Nigeria's central bank governor Lamido Sanusi has been suspended by the president for "financial recklessness and misconduct".
Mr Sanusi caused shockwaves in Nigeria when he alleged that $20bn (£12bn) in oil revenue had gone missing.
Nigeria's state oil firm has denied failing to account for the money, saying the claim was "unsubstantiated".
Mr Sanusi is widely respected after undertaking reforms to the banking sector since his appointment in 2009.
He was named central bank governor of the year for 2010 by Banker magazine.
His allegations threaten to expose high-level fraud in Nigeria's notoriously opaque and corrupt oil sector. He says over a 19-month period, more than $1bn was unaccounted for every month.
The controversy comes at a time when elections loom and some of the president's senior officials are being asked some very awkward questions.
Mr Sanusi's critics wonder about his own political ambitions and question whether he is using his job to harm President Jonathan's chances in 2015. But to many Nigerians it will appear that the president has chosen to suspend the whistleblower rather than focus on stopping fraud.
Efforts to tackle corruption rarely get anywhere in Nigeria. In 2007 Nuhu Ribadu was suspended as the head of the Economic and Financial Crimes Commission. As Nigeria's pidgin speakers would say: "To fight corruption. No be easy job o."
He told the BBC he would challenge his suspension in order to preserve the central bank's independence.
"I'm proud of my own record," he said.
Foreign exchange, bond and money markets have stopped trading because of uncertainty caused by the move, Reuters news agency reports.
The BBC's Will Ross in Lagos says Mr Sanusi's allegations threaten to expose high-level fraud in Nigeria's notoriously opaque and corrupt oil sector.
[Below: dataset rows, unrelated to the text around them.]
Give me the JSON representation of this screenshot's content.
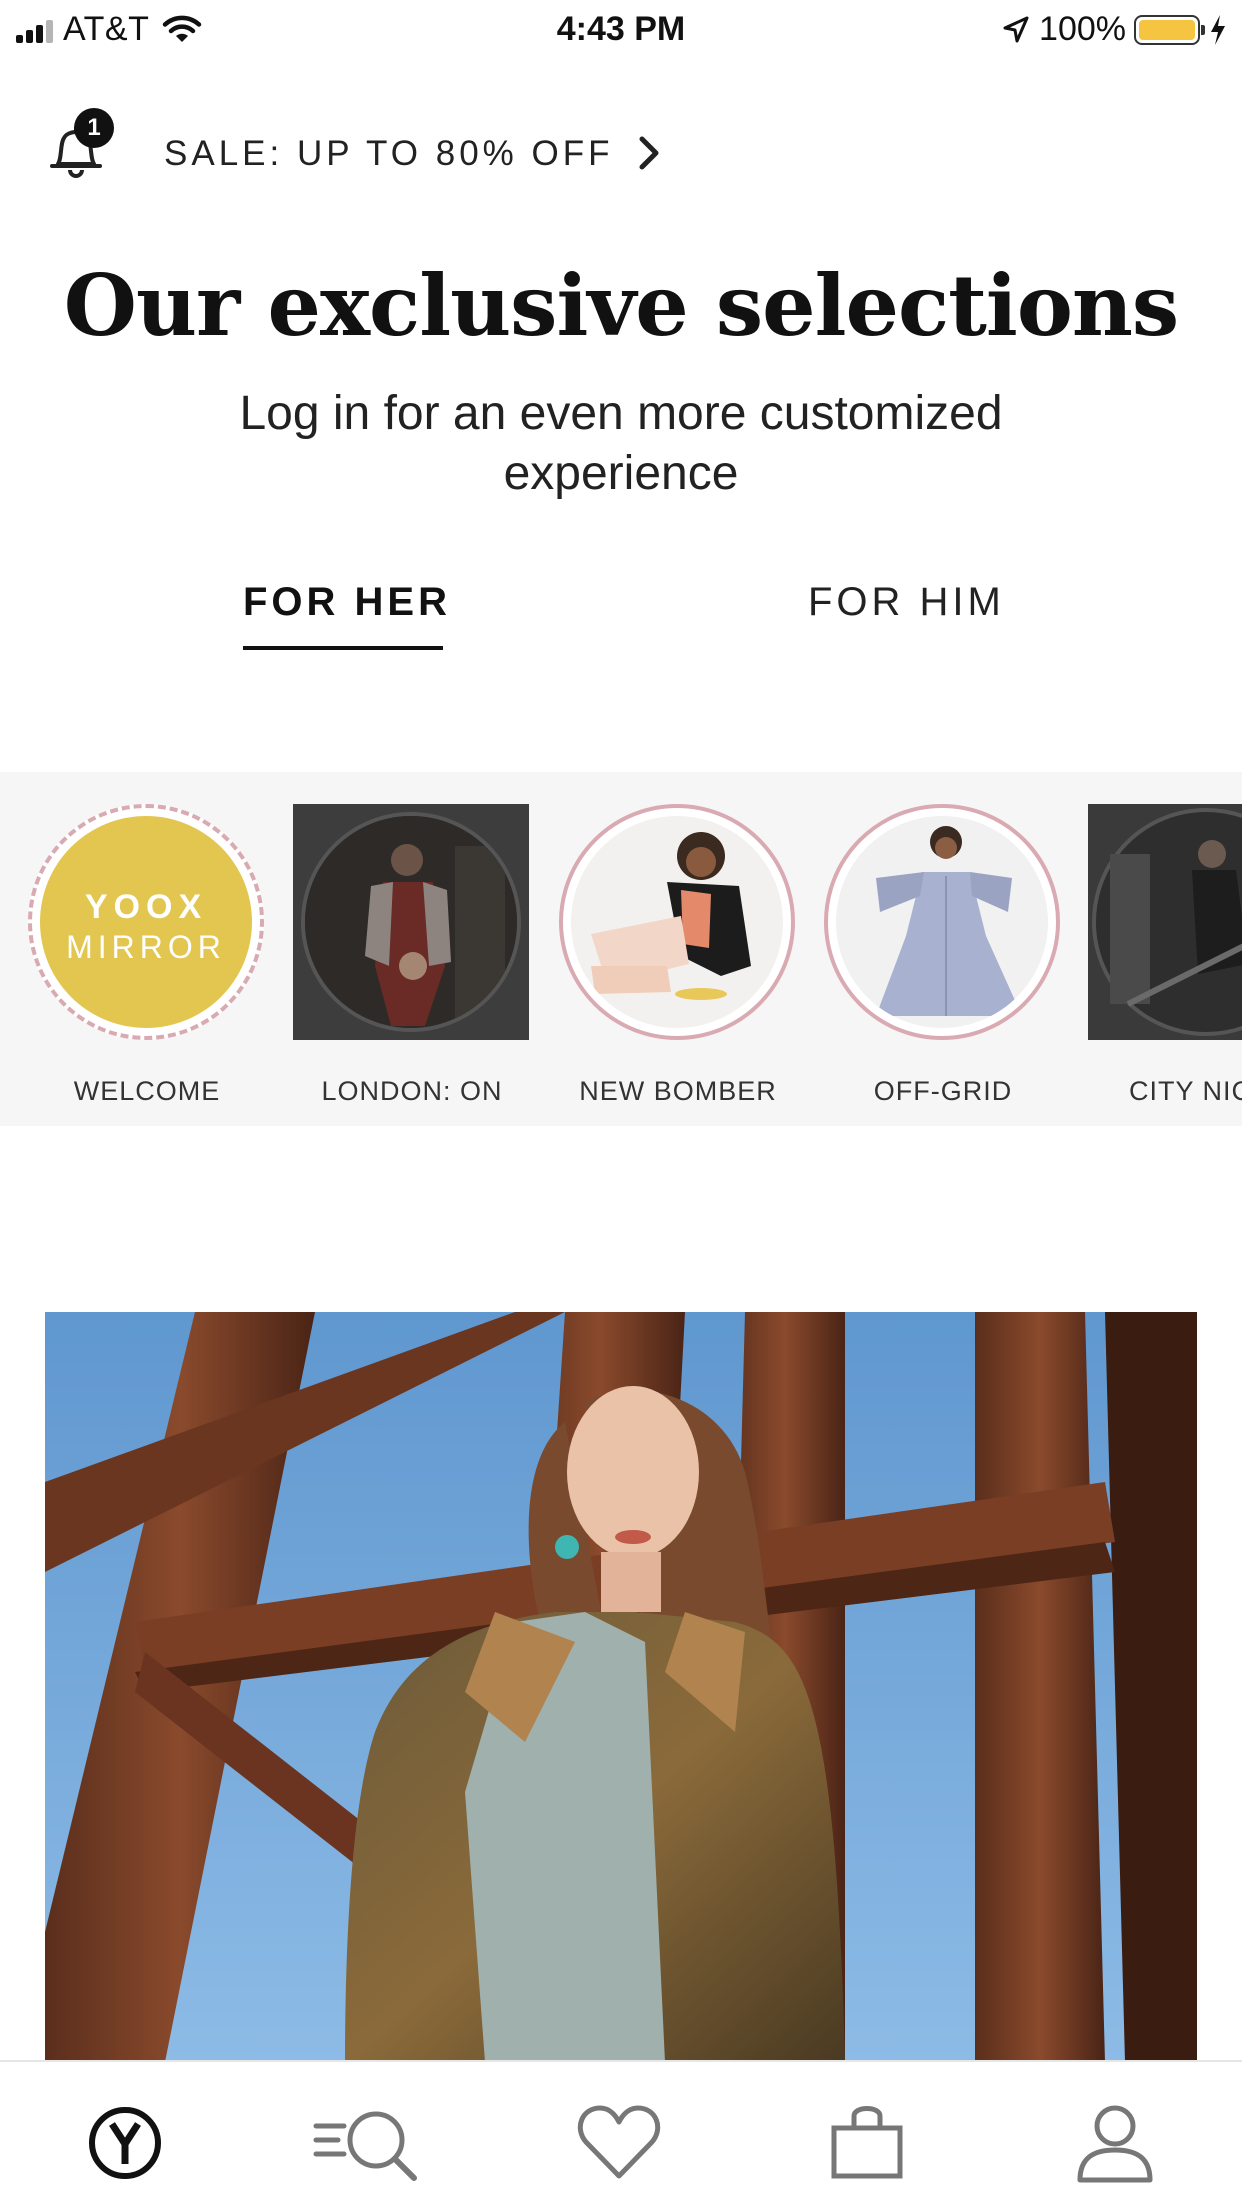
{
  "status_bar": {
    "carrier": "AT&T",
    "time": "4:43 PM",
    "battery": "100%",
    "battery_level": 1.0
  },
  "sale_banner": {
    "notification_count": "1",
    "text": "SALE: UP TO 80% OFF"
  },
  "header": {
    "title": "Our exclusive selections",
    "subtitle": "Log in for an even more customized experience"
  },
  "tabs": [
    {
      "label": "FOR HER",
      "selected": true
    },
    {
      "label": "FOR HIM",
      "selected": false
    }
  ],
  "stories": [
    {
      "label": "WELCOME",
      "logo_line1": "YOOX",
      "logo_line2": "MIRROR"
    },
    {
      "label": "LONDON: ON"
    },
    {
      "label": "NEW BOMBER"
    },
    {
      "label": "OFF-GRID"
    },
    {
      "label": "CITY NIC"
    }
  ],
  "bottom_nav": [
    {
      "icon": "home-logo-icon",
      "selected": true
    },
    {
      "icon": "search-menu-icon"
    },
    {
      "icon": "heart-icon"
    },
    {
      "icon": "bag-icon"
    },
    {
      "icon": "user-icon"
    }
  ],
  "colors": {
    "accent_yellow": "#e3c64f",
    "story_ring": "#d9aab2",
    "battery_fill": "#f5c542"
  }
}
Nigeria is one of the world's biggest oil producers.
The controversy also comes ahead of next year's elections, with the governing party split over whether President Goodluck Jonathan should contest.
Earlier this month, Mr Sanusi told a senate committee that out of $67bn of oil sold between January 2012 and July 2013, $20bn had not been accounted for.
The Nigerian National Petroleum Corporation said the allegations showed "little understanding of the technicalities of the oil industry".
Mr Sanusi is currently in Niger attending a meeting of top officials, which he has now left.
His deputy, Sarah Alade, who is travelling with him, will fill in until a new governor is appointed.
President Jonathan asked him to resign in December but Mr Sanusi refused, sources told the BBC Hausa service.
The president does not have the power to sack the central bank governor – only the National Assembly can do this.
His term in office was due to end in June but correspondents say the decision to suspend him now is still highly significant.
The presidential statement announcing his suspension said he had been removed pending "investigations into breaches of enabling laws, due process and mandate" of the Central Bank of Nigeria.
It said his "tenure has been characterised by various acts of financial recklessness and misconduct… [and] far-reaching irregularities".
While Mr Sanusi's critics question whether he is using his job to harm President Jonathan's chances of re-election, many Nigerians will think the president has chosen to suspend the whistleblower rather than focus on stopping fraud, our correspondent says.